SOURCE MATERIAL START

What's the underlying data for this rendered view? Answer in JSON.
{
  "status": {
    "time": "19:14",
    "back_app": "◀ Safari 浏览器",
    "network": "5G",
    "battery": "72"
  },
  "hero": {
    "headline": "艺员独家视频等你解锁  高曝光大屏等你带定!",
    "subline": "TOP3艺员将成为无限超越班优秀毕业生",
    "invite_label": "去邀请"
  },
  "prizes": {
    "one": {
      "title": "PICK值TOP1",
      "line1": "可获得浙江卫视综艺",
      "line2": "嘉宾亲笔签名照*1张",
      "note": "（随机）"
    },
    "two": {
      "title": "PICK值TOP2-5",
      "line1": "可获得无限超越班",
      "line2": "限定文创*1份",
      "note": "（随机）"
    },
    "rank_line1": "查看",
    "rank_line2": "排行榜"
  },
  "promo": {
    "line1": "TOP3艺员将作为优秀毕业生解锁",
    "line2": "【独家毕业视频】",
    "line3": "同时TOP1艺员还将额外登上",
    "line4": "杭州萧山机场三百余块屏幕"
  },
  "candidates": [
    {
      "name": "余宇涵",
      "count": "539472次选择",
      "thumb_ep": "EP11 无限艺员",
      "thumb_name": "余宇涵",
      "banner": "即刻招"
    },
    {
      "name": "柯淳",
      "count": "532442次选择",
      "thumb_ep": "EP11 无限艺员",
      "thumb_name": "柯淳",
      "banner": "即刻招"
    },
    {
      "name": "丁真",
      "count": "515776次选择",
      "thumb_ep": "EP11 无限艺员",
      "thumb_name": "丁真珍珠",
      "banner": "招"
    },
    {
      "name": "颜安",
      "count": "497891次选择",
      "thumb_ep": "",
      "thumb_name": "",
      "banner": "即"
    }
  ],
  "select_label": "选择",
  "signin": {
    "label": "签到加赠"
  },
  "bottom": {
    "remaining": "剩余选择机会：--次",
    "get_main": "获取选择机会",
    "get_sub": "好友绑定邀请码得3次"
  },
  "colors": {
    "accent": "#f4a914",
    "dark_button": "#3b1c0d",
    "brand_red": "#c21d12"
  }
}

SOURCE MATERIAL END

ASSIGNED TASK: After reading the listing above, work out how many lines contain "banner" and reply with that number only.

REPLY TO THE TASK: 4